Contribute To The Newsletter
We aim to have a collaborative, network-oriented and community-centered writing process that pairs impacted or involved individuals with volunteer writers/editors. We hope the stories we publish can thread together individual, building-wide, and city-wide struggles and explore their connections to broader systems of oppression and public policy. Some examples of this include commentary on policing, incarceration, housing instability, environmental justice, privatization of education and large-scale development, and the selling out of communities.
We are looking for: volunteer editors/writers to work with impacted individuals to tell their stories, individuals who are directly impacted by housing injustice to write their story or work with a volunteer to do so, written commentary on relevant issues, photos/ drawings/ comics/ etc.

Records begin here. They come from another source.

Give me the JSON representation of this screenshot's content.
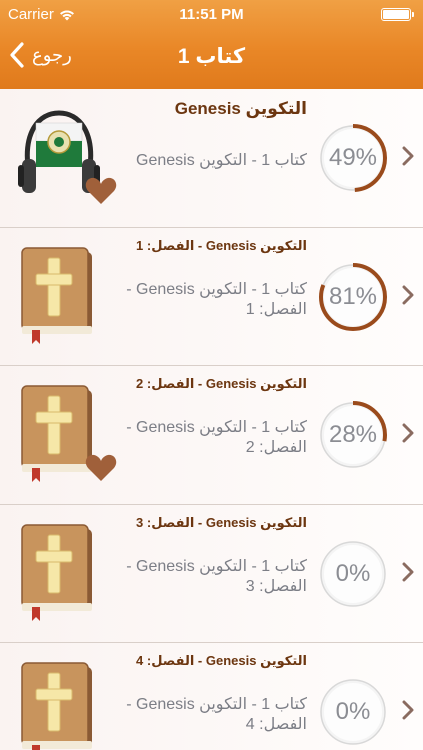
{
  "status_bar": {
    "carrier": "Carrier",
    "time": "11:51 PM"
  },
  "nav": {
    "back_label": "رجوع",
    "title": "كتاب 1"
  },
  "rows": [
    {
      "title": "التكوين Genesis",
      "subtitle": "كتاب 1 - التكوين Genesis",
      "progress_label": "49%",
      "progress": 0.49,
      "thumbnail": "headphones-flag-icon",
      "favorite": true
    },
    {
      "title": "التكوين Genesis - الفصل: 1",
      "subtitle": "كتاب 1 - التكوين Genesis - الفصل: 1",
      "progress_label": "81%",
      "progress": 0.81,
      "thumbnail": "bible-book-icon",
      "favorite": false
    },
    {
      "title": "التكوين Genesis - الفصل: 2",
      "subtitle": "كتاب 1 - التكوين Genesis - الفصل: 2",
      "progress_label": "28%",
      "progress": 0.28,
      "thumbnail": "bible-book-icon",
      "favorite": true
    },
    {
      "title": "التكوين Genesis - الفصل: 3",
      "subtitle": "كتاب 1 - التكوين Genesis - الفصل: 3",
      "progress_label": "0%",
      "progress": 0,
      "thumbnail": "bible-book-icon",
      "favorite": false
    },
    {
      "title": "التكوين Genesis - الفصل: 4",
      "subtitle": "كتاب 1 - التكوين Genesis - الفصل: 4",
      "progress_label": "0%",
      "progress": 0,
      "thumbnail": "bible-book-icon",
      "favorite": false
    }
  ],
  "colors": {
    "header_orange": "#e98727",
    "title_brown": "#6c3610",
    "progress_arc": "#9a4b1c",
    "heart": "#a0603a",
    "subtitle_gray": "#7c7e86"
  }
}
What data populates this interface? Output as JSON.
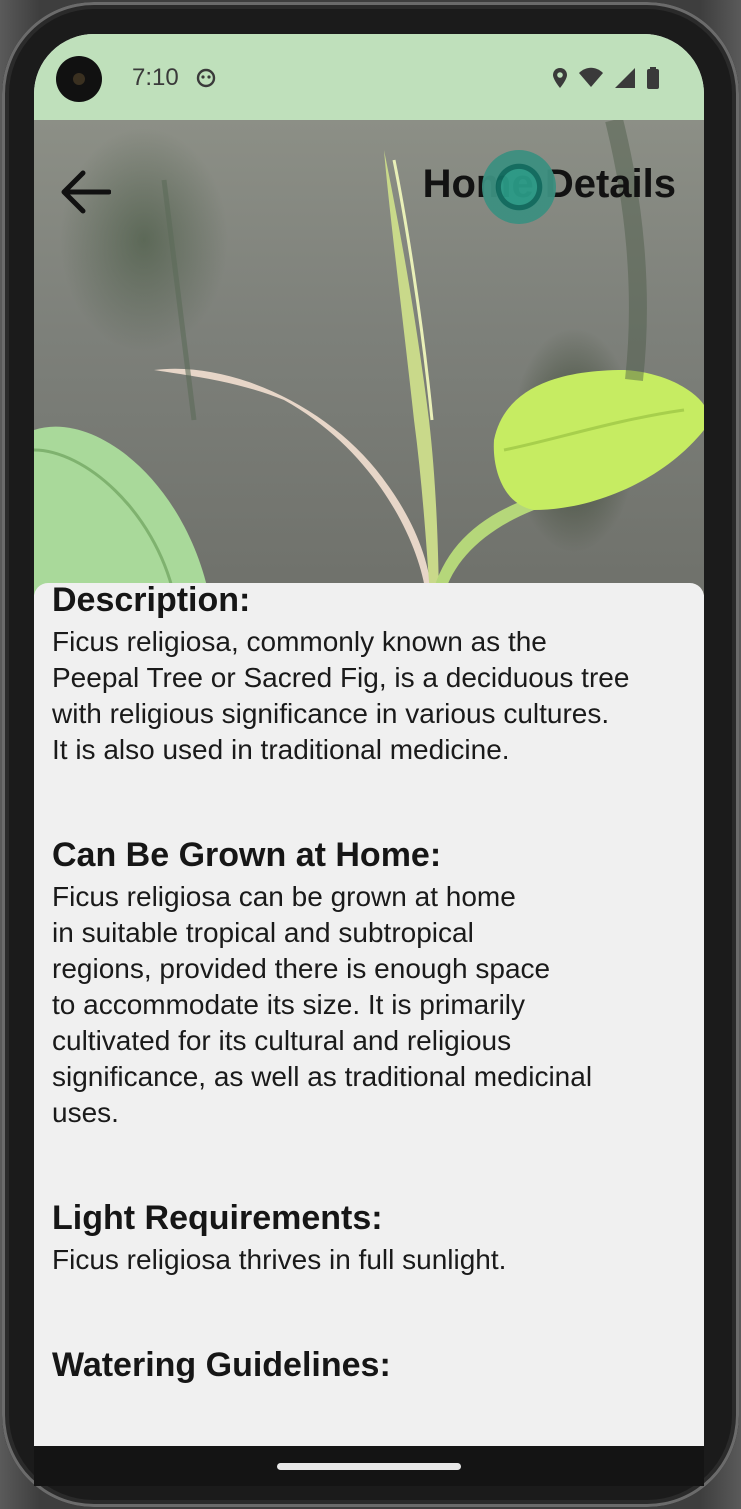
{
  "status_bar": {
    "time": "7:10",
    "icons": [
      "location-icon",
      "wifi-icon",
      "signal-icon",
      "battery-icon"
    ]
  },
  "header": {
    "title": "Home Details",
    "back_icon": "arrow-back-icon"
  },
  "sections": [
    {
      "heading": "Description:",
      "body": "Ficus religiosa, commonly known as the\nPeepal Tree or Sacred Fig, is a deciduous tree\nwith religious significance in various cultures.\nIt is also used in traditional medicine."
    },
    {
      "heading": "Can Be Grown at Home:",
      "body": "Ficus religiosa can be grown at home\nin suitable tropical and subtropical\nregions, provided there is enough space\nto accommodate its size. It is primarily\ncultivated for its cultural and religious\nsignificance, as well as traditional medicinal\nuses."
    },
    {
      "heading": "Light Requirements:",
      "body": "Ficus religiosa thrives in full sunlight."
    },
    {
      "heading": "Watering Guidelines:",
      "body": ""
    }
  ],
  "colors": {
    "status_bar_bg": "#bfe0bb",
    "sheet_bg": "#f0f0f0",
    "text": "#161616"
  }
}
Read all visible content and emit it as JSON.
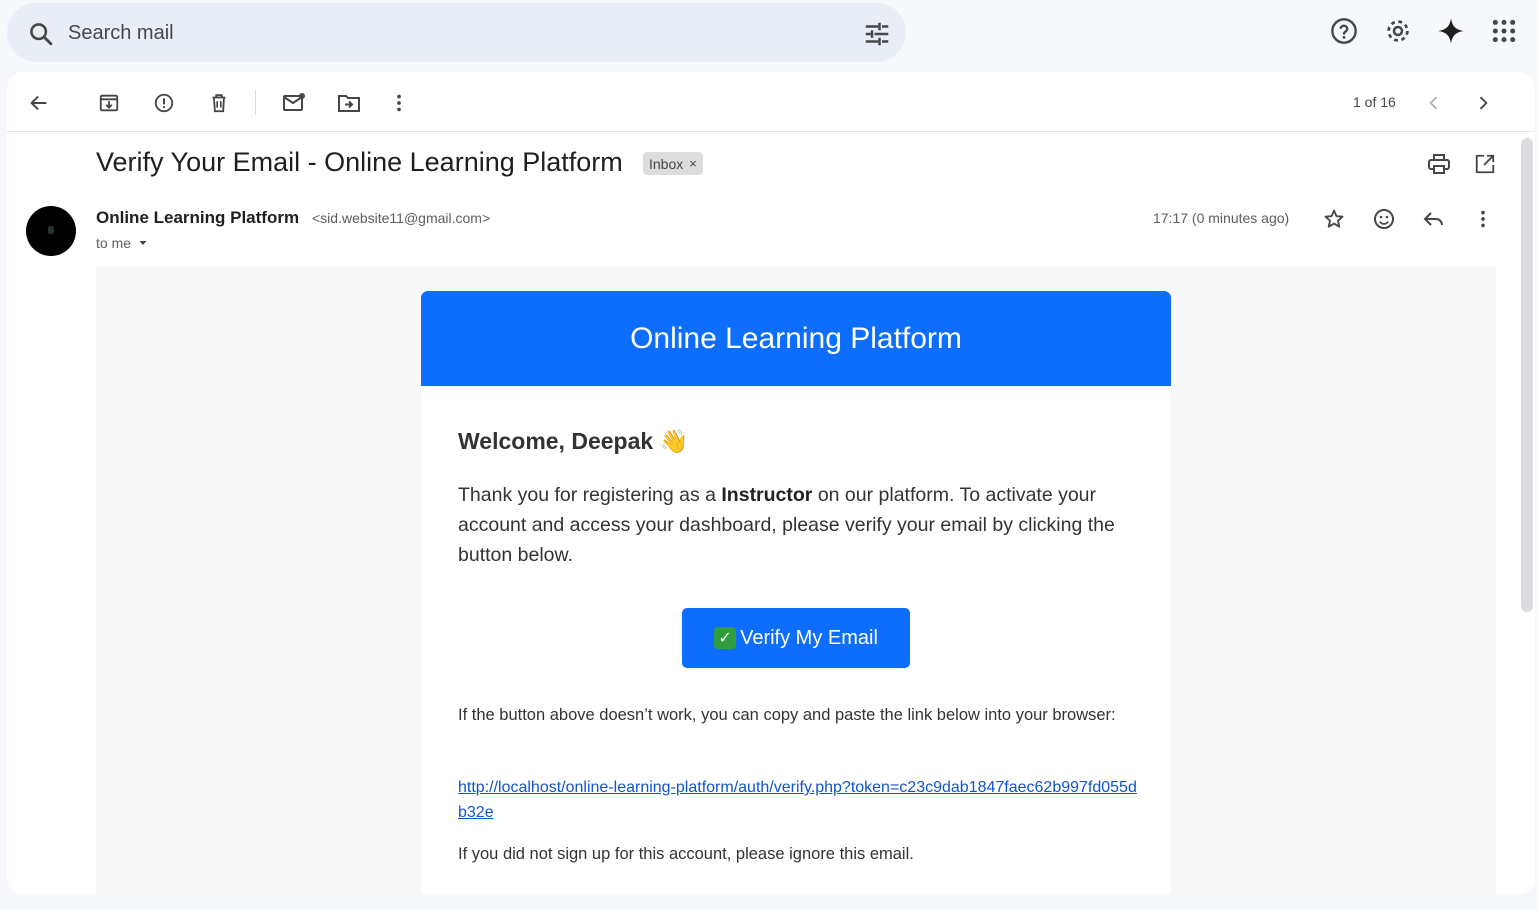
{
  "search": {
    "placeholder": "Search mail"
  },
  "toolbar": {
    "pager": "1 of 16"
  },
  "email": {
    "subject": "Verify Your Email - Online Learning Platform",
    "label": "Inbox",
    "label_remove": "×",
    "sender_name": "Online Learning Platform",
    "sender_email": "<sid.website11@gmail.com>",
    "recipient": "to me",
    "time": "17:17 (0 minutes ago)"
  },
  "body": {
    "header": "Online Learning Platform",
    "welcome": "Welcome, Deepak",
    "wave": "👋",
    "para_pre": "Thank you for registering as a ",
    "para_role": "Instructor",
    "para_post": " on our platform. To activate your account and access your dashboard, please verify your email by clicking the button below.",
    "button_check": "✓",
    "button_label": "Verify My Email",
    "fallback": "If the button above doesn’t work, you can copy and paste the link below into your browser:",
    "link": "http://localhost/online-learning-platform/auth/verify.php?token=c23c9dab1847faec62b997fd055db32e",
    "ignore": "If you did not sign up for this account, please ignore this email."
  },
  "colors": {
    "accent": "#0d6efd",
    "link": "#1155cc",
    "background": "#f6f8fc"
  },
  "icons": [
    "search-icon",
    "tune-icon",
    "help-icon",
    "settings-icon",
    "gemini-icon",
    "apps-icon",
    "back-icon",
    "archive-icon",
    "report-spam-icon",
    "delete-icon",
    "mark-unread-icon",
    "move-to-icon",
    "more-icon",
    "prev-icon",
    "next-icon",
    "print-icon",
    "open-new-window-icon",
    "star-icon",
    "emoji-icon",
    "reply-icon",
    "chevron-down-icon"
  ]
}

If you would like to contribute to the newsletter in any capacity listed above, please consider the following guidelines:
The Newsletter’s Primary Purposes:
Deepen dialogue, understanding and awareness on issues of gentrification, housing affordability, and displacement among HJL’s membership and throughout the city
Amplify the voices of folks most impacted by the housing crisis — those marginalized by race, class, gender, sexual orientation, disability, housing/immigration status, etc.
Encourage political/community organizing work with HJL and within other communities to fight gentrification and displacement and build community power
Illustrate the scope of HJL’s work, broaden engagement by highlighting opportunities to fit into said work, and encouraging community members to create initiatives of their own.
HJL’s Code of Conduct
Education AND action are both important and interdependent
True change is systemic and requires fundamentally dismantling dominant power structures (i.e. white supremacy, patriarchy, heteronormativity, and exploitative economic and political systems) through resisting and challenging these systems.
We understand the housing crisis and issues of displacement and dispossession as rooted in the exploitation and oppression of the Black and Indigenous communities on whose backs the United States was built. Contributions should reflect this legacy.
Low-income and Black folks have the right to self-determination and community control. Having wealth does not give someone the right to force them out of their community.